A Christian funeral is to be nothing less than the proclamation of this Gospel—the overabundant proclamation of the world-splitting news that Death no longer rules the spaces between heaven and hell because of the person and work of Jesus Christ. Because of Jesus, Death is no longer the believer’s lord. It is not the believer’s master. It is not the believer’s end. Jesus has seen to this. He said so Himself: “I am the resurrection and the life. Whoever believes in me, though he die, yet shall he live” (John 11:25). Trusting in the divine Son of God, the One who throttled Death by His own demise on Calvary’s cross, believers—both in the casket and in the pews—can be sure that Death has been remedied. The process itself, no matter how it may unfold, is now only for believers to close their eyes and exhale a last breath in mortality, and then to open their eyes and inhale the freshness of eternal life in the nearest presence of Christ in heaven.
Christ made sure of this.
If we don’t understand these things, a funeral can devolve into a circus sideshow very quickly. If we don’t empower our pastors to direct our funerals in a Godly way, being sure to leave behind very clear instructions for our families, then our own funerals very well could become less of what Christ would desire and more of what the unbelieving world would do to find peace, which ultimately means everyone in attendance will be left searching for hope in all the wrong places.
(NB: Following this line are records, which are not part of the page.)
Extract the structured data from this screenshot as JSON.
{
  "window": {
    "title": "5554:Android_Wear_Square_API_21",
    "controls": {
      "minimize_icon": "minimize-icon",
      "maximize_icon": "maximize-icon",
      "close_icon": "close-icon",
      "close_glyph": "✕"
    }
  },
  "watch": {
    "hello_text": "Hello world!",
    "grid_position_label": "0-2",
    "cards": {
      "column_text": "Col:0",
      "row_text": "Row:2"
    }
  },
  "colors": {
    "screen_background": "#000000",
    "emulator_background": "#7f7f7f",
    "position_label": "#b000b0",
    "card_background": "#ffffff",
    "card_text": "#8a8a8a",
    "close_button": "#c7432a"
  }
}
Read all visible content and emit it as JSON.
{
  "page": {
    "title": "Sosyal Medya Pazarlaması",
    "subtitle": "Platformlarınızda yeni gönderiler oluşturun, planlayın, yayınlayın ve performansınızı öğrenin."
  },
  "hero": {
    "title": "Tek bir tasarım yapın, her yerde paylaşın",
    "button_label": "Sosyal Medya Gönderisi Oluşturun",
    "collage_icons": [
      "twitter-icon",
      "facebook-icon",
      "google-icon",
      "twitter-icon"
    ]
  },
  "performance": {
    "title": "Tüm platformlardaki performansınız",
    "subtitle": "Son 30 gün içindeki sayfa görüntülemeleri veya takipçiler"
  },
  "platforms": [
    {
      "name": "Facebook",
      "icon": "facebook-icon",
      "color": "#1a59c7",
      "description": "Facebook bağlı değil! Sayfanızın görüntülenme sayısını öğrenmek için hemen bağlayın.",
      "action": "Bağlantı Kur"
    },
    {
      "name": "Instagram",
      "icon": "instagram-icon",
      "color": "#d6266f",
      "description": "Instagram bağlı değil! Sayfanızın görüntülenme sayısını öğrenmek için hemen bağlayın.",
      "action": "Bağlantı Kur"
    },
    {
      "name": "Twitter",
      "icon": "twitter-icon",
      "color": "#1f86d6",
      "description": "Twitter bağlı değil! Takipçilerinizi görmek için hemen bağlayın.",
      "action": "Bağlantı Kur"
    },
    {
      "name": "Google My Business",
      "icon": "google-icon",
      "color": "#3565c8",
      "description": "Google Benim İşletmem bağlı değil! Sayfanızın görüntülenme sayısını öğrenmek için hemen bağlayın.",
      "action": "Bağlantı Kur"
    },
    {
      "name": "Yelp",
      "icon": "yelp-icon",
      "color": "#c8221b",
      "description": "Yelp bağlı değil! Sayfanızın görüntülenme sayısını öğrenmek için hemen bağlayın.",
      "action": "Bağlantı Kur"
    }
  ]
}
Lent is a good time to have a seminar like the one we had. This is true because Lent takes seriously what plagues humanity, knowing the immensity of the Lord’s work to save us from it, while at the same time knowing that Easter is on the very near horizon.
My prayer for you this day is that you would know the immensity of the Lord’s work, too, and that you would look to Him in all things, being assured of eternal life through faith in Him. Lent reminds us of the serious nature of the wage for Sin, which is Death. Easter reminds us that neither has a hold on Jesus. This being true, by faith in Him, they don’t have a hold on you, either.